Dataset records:
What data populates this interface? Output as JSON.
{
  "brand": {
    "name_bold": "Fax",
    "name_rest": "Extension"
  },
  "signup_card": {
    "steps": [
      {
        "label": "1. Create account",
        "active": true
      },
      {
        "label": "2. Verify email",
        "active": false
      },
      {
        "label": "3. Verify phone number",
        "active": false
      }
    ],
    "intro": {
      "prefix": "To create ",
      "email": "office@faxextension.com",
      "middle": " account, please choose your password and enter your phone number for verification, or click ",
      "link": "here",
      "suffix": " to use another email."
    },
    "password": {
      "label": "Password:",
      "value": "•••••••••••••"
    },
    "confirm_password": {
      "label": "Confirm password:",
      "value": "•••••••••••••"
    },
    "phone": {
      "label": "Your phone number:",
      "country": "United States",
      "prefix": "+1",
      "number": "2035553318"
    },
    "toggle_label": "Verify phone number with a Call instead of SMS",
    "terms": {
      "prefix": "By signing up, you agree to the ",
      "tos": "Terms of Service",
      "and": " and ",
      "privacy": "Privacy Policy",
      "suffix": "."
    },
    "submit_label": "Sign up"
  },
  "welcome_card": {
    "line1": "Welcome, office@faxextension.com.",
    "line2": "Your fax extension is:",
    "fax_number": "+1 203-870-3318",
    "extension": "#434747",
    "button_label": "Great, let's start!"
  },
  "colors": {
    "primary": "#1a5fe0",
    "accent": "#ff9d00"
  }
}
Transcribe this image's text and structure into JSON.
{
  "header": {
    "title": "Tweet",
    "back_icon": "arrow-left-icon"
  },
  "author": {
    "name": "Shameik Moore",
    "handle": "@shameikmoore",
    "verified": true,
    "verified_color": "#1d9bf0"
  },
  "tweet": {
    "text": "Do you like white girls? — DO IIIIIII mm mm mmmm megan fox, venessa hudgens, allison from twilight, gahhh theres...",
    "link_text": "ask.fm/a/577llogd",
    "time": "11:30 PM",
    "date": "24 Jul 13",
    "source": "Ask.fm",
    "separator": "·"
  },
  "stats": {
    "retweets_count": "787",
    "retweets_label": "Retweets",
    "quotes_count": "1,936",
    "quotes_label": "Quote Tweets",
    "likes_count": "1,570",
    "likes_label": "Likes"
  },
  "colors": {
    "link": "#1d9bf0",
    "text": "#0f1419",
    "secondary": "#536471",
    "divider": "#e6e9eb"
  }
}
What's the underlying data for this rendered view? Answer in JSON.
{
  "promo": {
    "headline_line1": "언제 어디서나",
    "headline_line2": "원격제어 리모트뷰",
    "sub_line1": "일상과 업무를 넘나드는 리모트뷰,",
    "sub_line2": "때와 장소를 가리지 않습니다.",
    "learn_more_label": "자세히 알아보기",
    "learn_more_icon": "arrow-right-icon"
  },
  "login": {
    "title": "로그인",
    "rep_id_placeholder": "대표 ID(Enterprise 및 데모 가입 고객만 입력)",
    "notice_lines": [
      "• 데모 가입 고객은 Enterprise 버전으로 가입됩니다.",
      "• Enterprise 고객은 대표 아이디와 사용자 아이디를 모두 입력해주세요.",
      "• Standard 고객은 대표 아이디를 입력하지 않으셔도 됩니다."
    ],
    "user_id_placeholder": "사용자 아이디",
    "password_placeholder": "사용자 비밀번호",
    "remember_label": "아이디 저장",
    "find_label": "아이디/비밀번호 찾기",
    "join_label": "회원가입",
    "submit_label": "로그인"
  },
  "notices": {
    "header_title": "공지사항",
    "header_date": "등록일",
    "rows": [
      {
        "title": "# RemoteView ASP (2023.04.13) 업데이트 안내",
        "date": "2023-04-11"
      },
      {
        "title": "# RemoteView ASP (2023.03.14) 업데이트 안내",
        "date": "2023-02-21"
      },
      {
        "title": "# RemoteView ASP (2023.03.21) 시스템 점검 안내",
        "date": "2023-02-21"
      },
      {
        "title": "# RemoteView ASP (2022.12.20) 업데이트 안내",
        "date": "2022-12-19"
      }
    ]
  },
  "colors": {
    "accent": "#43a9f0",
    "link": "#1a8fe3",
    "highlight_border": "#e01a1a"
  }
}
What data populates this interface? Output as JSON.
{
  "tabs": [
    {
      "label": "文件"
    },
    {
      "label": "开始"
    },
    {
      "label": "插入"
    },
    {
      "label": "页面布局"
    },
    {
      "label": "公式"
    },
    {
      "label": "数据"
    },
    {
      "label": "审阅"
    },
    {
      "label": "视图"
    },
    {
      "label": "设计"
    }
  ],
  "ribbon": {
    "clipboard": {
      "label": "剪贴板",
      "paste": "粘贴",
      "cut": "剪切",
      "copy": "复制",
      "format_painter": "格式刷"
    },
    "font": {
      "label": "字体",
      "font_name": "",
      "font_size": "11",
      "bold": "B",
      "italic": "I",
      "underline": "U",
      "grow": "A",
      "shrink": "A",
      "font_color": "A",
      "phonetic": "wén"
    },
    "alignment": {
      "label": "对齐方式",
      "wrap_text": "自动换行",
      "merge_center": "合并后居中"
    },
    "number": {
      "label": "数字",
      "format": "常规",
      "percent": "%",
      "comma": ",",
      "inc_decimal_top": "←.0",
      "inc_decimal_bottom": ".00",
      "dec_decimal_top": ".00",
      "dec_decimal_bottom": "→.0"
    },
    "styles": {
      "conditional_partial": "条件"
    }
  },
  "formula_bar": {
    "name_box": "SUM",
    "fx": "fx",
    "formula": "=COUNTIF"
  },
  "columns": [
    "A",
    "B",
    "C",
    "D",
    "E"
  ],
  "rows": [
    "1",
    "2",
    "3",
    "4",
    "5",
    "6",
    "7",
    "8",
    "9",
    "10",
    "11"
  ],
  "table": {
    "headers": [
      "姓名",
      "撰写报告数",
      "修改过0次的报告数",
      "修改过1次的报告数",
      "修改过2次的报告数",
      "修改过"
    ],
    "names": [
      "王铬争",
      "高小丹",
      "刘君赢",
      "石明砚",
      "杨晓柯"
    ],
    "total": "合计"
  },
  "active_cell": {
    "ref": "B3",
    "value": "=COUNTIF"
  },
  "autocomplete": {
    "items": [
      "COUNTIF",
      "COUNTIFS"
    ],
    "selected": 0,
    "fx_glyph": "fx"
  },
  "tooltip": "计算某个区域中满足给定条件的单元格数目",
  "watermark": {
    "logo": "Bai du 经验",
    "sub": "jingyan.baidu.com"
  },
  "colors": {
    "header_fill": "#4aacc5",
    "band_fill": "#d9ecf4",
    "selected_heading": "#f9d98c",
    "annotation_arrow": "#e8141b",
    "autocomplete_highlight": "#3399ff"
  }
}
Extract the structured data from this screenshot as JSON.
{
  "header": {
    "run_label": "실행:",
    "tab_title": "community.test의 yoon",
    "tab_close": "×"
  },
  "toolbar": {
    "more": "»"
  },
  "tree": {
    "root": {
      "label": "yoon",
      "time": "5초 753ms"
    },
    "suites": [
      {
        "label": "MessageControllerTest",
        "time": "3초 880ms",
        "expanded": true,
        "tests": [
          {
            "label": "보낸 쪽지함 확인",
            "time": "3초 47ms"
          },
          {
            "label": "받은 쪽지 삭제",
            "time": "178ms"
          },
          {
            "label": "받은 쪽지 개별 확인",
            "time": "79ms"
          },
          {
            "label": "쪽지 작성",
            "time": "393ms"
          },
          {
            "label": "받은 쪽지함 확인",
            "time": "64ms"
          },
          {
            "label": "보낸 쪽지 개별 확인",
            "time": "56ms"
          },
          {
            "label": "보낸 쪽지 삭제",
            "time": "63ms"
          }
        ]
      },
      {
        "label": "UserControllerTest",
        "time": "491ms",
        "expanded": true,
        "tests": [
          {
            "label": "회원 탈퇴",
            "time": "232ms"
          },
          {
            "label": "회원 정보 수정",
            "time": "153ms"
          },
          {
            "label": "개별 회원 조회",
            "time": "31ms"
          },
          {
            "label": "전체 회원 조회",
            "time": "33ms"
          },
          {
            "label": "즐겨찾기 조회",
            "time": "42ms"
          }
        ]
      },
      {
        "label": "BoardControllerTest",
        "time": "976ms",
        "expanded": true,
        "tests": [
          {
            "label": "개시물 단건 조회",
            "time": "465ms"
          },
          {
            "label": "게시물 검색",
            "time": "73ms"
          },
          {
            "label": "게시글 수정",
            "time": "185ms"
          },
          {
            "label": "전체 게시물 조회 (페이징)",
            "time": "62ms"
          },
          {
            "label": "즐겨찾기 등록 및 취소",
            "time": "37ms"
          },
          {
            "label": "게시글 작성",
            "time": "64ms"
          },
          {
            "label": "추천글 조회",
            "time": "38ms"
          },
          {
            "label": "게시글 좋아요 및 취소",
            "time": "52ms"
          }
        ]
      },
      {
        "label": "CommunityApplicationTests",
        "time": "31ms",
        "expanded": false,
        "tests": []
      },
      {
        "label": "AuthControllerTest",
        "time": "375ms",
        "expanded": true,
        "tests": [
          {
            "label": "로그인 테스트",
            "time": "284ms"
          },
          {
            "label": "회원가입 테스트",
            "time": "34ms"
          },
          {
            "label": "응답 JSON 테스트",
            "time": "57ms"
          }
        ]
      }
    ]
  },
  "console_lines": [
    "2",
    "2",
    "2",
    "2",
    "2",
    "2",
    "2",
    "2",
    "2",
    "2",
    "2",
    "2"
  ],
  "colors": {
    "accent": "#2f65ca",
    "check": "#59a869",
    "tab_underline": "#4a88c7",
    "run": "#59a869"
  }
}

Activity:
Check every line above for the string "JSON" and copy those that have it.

Task result:
What data populates this interface? Output as JSON.
Transcribe this image's text and structure into JSON.
What's the underlying data for this rendered view? Answer in JSON.
What data populates this interface? Output as JSON.
Extract the structured data from this screenshot as JSON.
            "label": "응답 JSON 테스트",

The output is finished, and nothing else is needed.